Extracted entries →
#####

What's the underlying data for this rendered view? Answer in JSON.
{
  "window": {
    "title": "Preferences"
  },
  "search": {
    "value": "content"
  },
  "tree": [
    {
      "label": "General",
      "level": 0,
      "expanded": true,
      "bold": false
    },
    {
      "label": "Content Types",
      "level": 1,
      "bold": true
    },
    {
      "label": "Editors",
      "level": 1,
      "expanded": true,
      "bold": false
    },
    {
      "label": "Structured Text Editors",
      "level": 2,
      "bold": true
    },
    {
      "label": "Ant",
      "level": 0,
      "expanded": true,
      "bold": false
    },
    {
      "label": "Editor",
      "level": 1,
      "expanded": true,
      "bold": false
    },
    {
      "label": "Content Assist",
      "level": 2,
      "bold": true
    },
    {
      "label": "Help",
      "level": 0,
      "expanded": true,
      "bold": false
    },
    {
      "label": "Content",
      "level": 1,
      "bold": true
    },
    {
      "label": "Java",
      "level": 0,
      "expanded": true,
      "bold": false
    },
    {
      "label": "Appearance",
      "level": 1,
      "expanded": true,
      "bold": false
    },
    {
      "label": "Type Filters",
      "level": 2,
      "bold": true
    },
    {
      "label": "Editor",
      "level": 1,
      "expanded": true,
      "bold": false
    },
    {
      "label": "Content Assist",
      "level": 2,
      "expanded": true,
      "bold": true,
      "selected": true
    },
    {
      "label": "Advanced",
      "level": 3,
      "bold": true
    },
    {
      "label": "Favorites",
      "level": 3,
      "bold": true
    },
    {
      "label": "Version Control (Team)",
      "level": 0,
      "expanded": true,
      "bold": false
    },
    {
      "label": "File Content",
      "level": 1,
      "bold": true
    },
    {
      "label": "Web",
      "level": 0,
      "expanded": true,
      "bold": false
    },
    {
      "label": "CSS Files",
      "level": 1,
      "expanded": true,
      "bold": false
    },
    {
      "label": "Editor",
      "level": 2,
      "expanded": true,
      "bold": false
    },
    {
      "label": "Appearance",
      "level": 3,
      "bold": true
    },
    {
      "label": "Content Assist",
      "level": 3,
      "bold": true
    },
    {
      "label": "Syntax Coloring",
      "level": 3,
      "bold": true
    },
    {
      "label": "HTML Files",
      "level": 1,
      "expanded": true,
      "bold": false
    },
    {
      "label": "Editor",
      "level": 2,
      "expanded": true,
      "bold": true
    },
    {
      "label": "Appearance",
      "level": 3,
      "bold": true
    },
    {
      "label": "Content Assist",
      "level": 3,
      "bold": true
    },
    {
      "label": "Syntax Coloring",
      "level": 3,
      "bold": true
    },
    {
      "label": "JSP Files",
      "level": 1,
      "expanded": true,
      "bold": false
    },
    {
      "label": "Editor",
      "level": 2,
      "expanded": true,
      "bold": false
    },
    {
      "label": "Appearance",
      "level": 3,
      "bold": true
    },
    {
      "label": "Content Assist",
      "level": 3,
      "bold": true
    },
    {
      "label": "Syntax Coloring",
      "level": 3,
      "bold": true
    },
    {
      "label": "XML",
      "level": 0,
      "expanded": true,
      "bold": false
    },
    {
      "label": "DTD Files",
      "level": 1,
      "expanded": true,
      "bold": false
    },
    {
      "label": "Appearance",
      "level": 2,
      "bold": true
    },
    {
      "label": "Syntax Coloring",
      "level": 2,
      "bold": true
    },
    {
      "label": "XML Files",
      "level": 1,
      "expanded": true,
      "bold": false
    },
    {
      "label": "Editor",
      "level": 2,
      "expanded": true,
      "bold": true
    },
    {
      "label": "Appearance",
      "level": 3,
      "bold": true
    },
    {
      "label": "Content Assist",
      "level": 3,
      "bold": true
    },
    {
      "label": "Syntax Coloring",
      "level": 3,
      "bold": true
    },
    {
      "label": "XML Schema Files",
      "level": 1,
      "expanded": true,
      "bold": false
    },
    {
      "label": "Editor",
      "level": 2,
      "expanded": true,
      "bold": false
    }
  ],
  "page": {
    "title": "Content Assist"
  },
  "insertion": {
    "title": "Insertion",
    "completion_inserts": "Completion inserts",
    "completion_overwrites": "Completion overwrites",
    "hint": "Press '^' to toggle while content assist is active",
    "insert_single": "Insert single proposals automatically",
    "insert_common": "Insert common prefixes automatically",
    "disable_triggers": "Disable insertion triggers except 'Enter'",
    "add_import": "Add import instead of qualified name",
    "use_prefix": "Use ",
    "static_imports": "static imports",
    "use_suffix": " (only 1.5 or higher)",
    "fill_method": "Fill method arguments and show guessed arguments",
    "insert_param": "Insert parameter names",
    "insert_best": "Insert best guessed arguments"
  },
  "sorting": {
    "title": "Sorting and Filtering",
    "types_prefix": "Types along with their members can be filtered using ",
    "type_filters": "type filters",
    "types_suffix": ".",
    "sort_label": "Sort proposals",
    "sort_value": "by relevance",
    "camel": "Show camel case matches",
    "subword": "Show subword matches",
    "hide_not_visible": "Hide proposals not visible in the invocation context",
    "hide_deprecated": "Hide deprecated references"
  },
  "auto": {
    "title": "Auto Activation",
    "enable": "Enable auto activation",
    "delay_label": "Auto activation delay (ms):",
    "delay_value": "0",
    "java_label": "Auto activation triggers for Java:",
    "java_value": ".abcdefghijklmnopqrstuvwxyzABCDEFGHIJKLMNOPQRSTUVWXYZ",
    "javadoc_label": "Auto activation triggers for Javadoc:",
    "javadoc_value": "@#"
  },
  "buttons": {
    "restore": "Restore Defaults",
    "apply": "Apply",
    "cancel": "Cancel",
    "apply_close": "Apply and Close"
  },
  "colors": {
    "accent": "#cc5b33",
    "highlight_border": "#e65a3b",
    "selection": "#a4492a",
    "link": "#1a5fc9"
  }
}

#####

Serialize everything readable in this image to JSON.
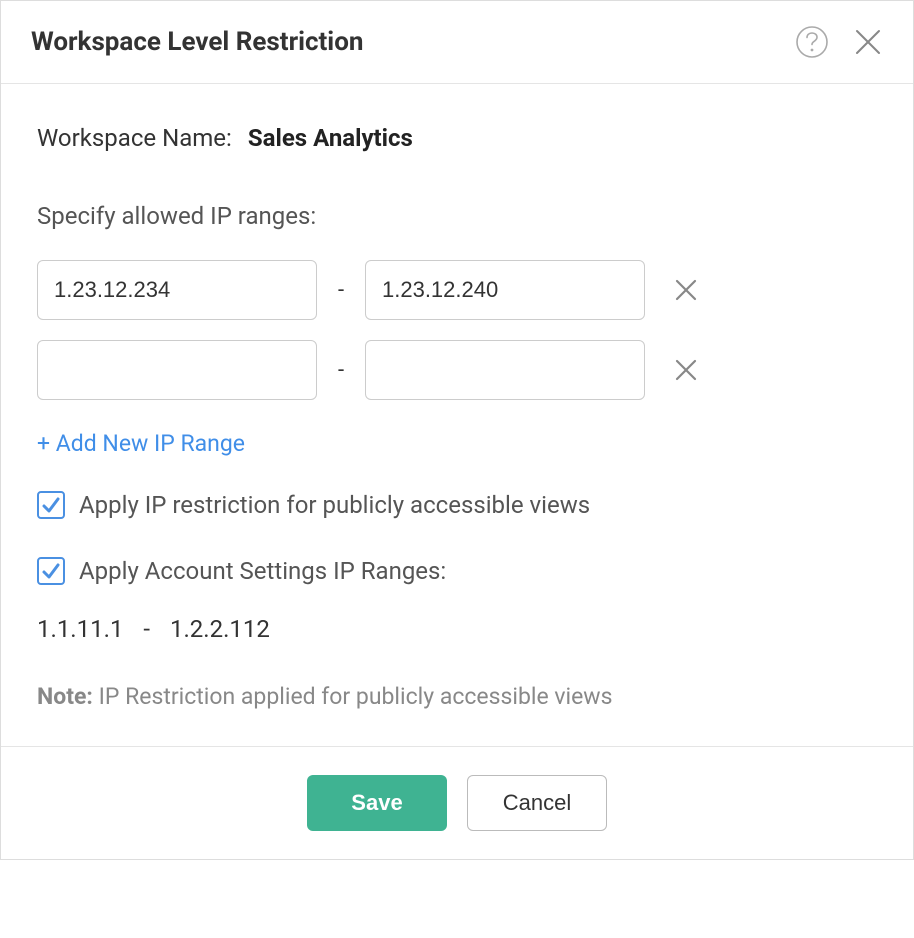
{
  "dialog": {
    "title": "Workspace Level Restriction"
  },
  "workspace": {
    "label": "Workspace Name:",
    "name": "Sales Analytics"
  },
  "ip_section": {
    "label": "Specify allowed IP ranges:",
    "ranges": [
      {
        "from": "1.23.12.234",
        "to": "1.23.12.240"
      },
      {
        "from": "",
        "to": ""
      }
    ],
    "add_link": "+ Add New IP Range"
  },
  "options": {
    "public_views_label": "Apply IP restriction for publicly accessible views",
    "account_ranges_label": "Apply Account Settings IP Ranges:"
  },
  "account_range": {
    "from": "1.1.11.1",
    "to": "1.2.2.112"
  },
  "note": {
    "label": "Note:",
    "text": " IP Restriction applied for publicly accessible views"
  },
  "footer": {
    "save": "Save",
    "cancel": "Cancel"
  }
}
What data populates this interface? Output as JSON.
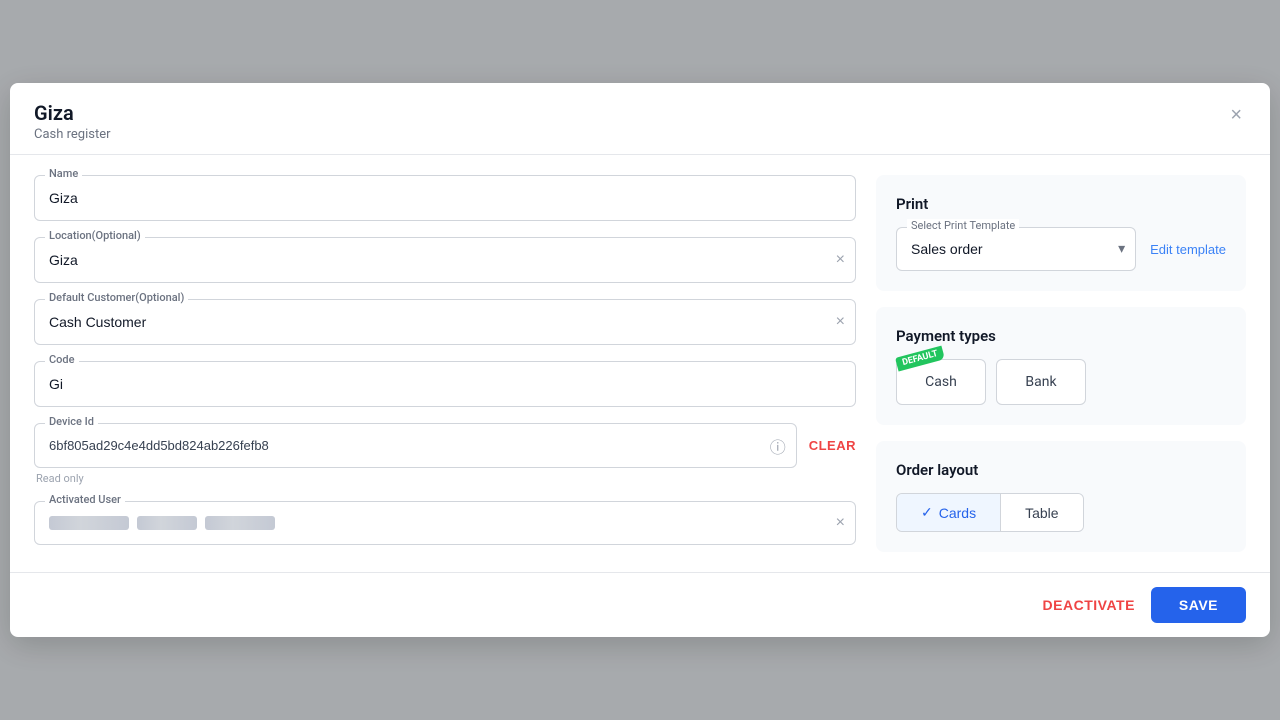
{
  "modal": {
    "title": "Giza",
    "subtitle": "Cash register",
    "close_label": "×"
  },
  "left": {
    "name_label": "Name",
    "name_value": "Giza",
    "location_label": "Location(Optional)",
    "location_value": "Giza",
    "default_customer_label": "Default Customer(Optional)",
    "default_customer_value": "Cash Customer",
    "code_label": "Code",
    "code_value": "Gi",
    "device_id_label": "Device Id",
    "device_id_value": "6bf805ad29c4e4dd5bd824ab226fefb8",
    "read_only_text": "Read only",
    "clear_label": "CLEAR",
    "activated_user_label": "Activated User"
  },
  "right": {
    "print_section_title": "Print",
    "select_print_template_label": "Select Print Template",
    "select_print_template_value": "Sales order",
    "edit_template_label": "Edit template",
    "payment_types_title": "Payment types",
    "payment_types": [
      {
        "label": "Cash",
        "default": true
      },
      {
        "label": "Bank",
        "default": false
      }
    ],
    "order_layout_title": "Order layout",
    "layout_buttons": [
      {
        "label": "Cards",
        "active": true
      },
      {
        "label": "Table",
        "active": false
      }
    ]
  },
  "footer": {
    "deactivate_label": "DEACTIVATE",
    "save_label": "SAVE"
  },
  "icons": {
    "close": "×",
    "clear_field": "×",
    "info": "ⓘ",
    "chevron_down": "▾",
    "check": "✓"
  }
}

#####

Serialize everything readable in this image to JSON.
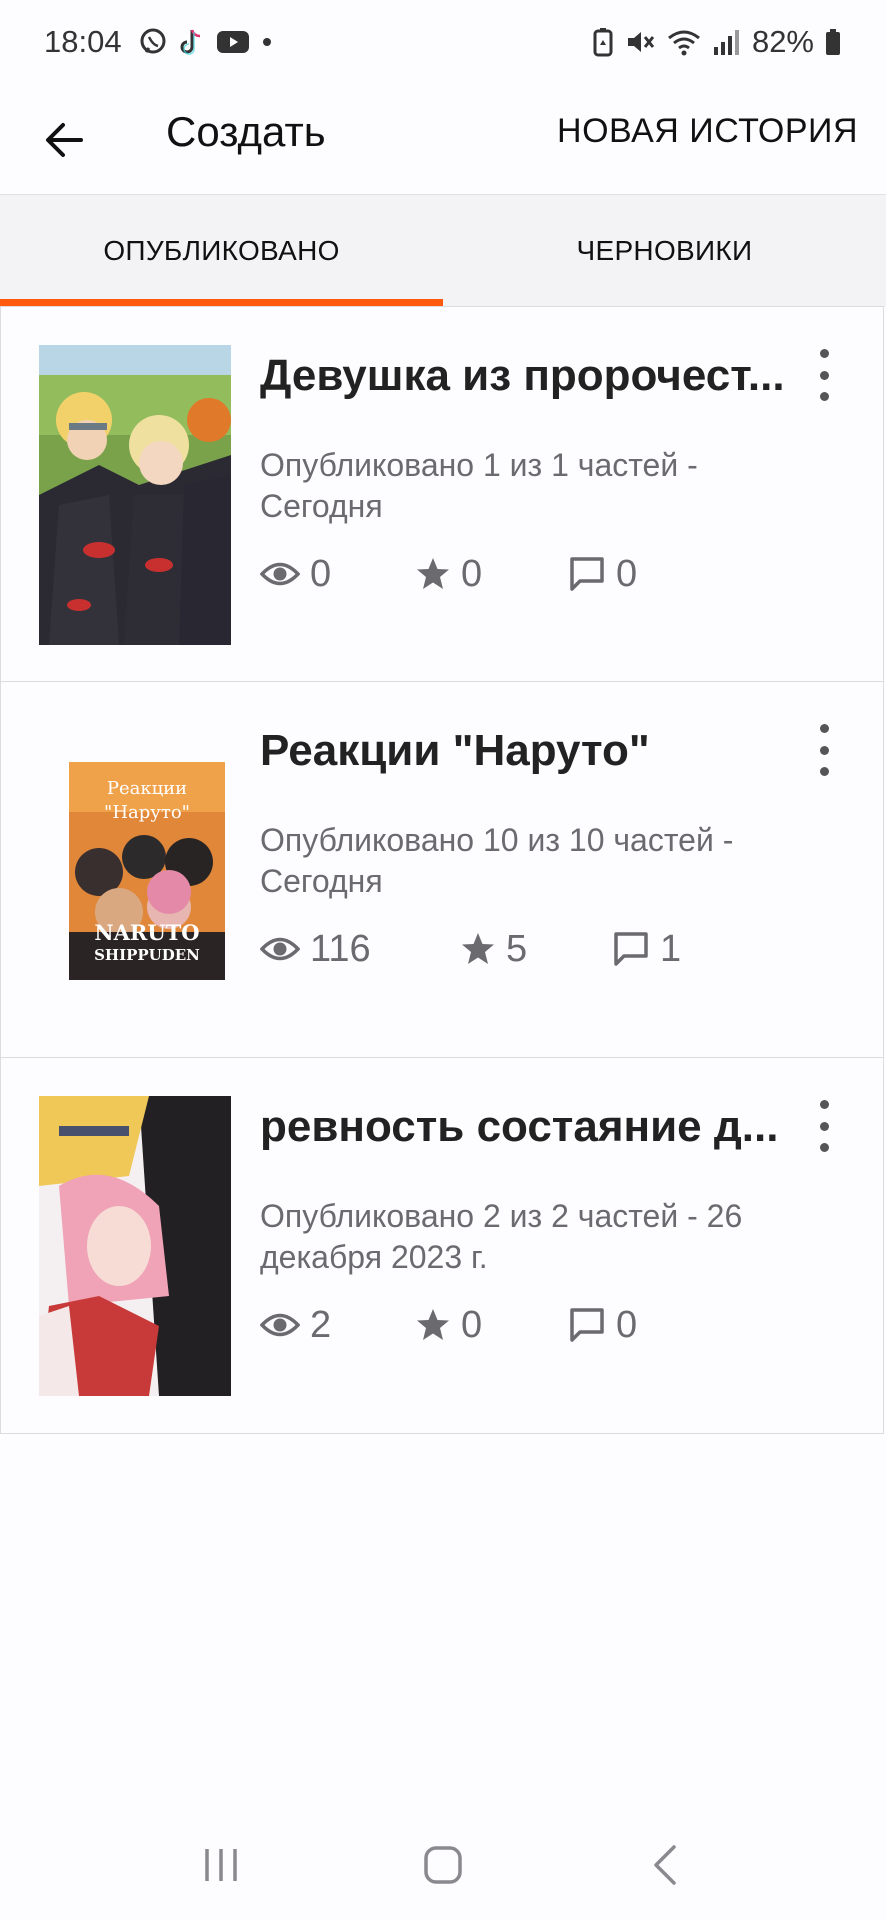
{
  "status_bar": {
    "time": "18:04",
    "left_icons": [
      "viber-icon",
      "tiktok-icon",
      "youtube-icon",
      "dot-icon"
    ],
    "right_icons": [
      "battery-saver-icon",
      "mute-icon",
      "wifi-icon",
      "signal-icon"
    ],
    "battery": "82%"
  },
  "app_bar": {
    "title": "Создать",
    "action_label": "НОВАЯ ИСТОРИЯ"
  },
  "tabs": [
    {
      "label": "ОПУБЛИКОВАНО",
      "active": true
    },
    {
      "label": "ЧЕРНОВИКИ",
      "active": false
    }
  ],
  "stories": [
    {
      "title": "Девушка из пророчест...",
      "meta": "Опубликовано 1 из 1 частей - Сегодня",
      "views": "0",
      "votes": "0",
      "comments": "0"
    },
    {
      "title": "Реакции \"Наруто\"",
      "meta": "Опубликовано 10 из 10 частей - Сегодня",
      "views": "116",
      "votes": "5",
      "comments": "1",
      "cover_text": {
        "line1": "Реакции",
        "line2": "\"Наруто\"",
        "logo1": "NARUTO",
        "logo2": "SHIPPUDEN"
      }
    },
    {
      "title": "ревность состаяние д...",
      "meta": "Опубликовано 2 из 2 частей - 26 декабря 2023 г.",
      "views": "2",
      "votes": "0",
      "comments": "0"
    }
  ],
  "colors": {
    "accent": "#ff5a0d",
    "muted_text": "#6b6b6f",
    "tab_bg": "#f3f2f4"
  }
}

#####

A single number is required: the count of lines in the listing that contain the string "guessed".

2